Since 2016, EHang has been improving the EHang 184 and running test flights. In 2017, the company was granted AS9100C certification, which “…is a widely adopted standardized aerospace industry quality management system” (technewsworld). Just last month, footage of the latest test flight was released showing the EHang 184 consisting of eight propellers on four arms.
According to the company, it can transport a single person at speeds up to 130kph in Force 7 typhoon conditions. Among other things, the 184 boasts multiple backups to take over in the event of failure, multiple sets of sensors to provide real time data, a fold-able design, air conditioning, and LTE network. EHang also says it is working to add in manual controls, so that if passengers have piloting experience, they have a choice to take over the controls.

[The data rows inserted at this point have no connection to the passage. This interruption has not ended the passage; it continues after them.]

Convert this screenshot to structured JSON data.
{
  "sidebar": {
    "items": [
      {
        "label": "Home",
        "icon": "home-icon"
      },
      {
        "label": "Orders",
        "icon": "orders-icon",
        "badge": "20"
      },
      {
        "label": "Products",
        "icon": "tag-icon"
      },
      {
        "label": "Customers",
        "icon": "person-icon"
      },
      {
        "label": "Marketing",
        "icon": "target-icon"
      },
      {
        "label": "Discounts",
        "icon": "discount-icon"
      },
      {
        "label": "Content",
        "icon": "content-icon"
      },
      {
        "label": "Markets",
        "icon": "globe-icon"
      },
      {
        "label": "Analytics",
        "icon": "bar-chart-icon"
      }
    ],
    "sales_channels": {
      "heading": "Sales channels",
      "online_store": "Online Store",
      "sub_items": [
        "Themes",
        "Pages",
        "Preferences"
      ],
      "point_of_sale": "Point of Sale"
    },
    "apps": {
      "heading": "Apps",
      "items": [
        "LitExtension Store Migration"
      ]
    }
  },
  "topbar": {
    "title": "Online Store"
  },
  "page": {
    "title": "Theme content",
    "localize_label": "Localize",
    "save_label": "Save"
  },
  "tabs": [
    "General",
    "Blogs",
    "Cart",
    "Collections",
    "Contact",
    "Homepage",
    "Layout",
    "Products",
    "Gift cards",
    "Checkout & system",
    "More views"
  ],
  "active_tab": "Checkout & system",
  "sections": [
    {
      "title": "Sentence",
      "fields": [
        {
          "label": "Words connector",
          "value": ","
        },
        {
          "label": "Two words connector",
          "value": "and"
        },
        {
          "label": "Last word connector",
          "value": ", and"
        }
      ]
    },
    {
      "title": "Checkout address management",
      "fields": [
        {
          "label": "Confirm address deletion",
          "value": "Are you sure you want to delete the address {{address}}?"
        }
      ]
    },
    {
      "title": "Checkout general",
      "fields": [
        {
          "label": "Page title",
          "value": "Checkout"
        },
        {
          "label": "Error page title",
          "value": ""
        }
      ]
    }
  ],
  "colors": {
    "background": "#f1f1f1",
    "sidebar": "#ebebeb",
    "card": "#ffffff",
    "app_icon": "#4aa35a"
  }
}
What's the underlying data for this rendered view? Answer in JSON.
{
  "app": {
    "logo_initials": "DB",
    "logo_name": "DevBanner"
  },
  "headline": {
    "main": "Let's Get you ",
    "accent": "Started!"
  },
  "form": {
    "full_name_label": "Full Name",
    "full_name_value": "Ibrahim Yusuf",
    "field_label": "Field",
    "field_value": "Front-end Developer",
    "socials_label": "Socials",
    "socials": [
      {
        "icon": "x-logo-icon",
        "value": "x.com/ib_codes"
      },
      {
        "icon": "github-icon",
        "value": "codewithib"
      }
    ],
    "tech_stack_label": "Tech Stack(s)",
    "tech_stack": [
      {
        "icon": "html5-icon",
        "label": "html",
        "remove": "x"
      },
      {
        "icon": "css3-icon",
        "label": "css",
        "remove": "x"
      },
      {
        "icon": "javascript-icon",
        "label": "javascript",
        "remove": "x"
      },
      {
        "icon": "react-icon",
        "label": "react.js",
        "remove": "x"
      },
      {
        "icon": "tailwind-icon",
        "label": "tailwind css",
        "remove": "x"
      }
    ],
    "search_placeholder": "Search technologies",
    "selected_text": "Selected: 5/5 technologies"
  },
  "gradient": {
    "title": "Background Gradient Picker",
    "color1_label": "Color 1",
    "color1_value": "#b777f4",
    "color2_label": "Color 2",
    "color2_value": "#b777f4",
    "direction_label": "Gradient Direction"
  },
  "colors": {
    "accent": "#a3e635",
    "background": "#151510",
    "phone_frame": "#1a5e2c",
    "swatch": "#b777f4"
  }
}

However, the EHang 184 is still a work in progress, and it is a slow process to make sure everything is completely safe for passengers before it is released to the public. One issue many companies developing passenger drones has, is with battery technology. Battery-powered flight is completely new and poses a risk of both failure and the effects of a very hot or burning vehicle crashing from the sky. The other issue that needs to be addressed is the propellers. The four spinning propellers at waist height will not be approved by aviation authority, so EHang will have to work on a new type of design.
Looking to compete with EHang and build its own passenger drone is industrial company giant Boeing. CEO Dennis Muilenburg says he thinks passenger drones will shape a new transportation ecosystem and will be a regular thing in society within a decade, and real prototypes are already being built. Last year, Boeing bought Aurora Flight Sciences, which showed its interest in pilot-less passenger drones; Aurora’s main project was a new flying taxi being developed with Uber Technologies. Now that Boeing has taken over, the company is seeing a lot of benefits from the acquisition, and they are putting more focus on passenger drones.
One of the main problems that every company creating a passenger drone is facing is the lack of air-traffic management network, as nothing like this has been done before and therefore there is nothing certified. Safety and insurance is a huge concern due to the fact that there will be people’s lives at stake. But, Muilenburg is confident that the FAA will get these issues sorted out in no time. With Boeing and so many other corporations on board, it is hard to argue with his estimate of seeing autonomous passenger drones in the air in the next ten years.
According to Automobilwoche, Porsche is now developing passenger drones too. Although the company may not be as far along as EHang or Boeing – they are only rumored to be showing off their first design sketch soon – this is an indication that passenger drones will soon be a reality. For Porche’s design, you would apparently have some control over the drone, but would not need a pilot’s license.
Like most other passenger drones being built, the idea is to make it mainly autonomous. Because Porsche is a huge proponent of “taking the wheel”, this seems odd for the company. But, the reasoning behind it, is because so many other companies are entering the race, so Porsche is probably feeling pressure to join. If they don’t, they may miss out when the shift actually happens, and it looks like it may happen soon.
Although flying cars have been in the back of our minds for years, it now seems to be a reality as companies get closer and closer to the real thing. EHang is probably the closest since it has a working prototype. Boeing and other companies are not far behind, and they are working quickly to keep up and compete.
Although Porsche is only beginning work on passenger drones and may not be as excited about it as other companies, their presence shows that this is not just something we see in sci-fi videos anymore. Many are even excited about the prospect of a faster, more efficient way to get around. Imagine a life without traffic jams. Of course, there are many things to work out still, such as air-traffic control and safety concerns, but we are closer than ever before, and work will continue.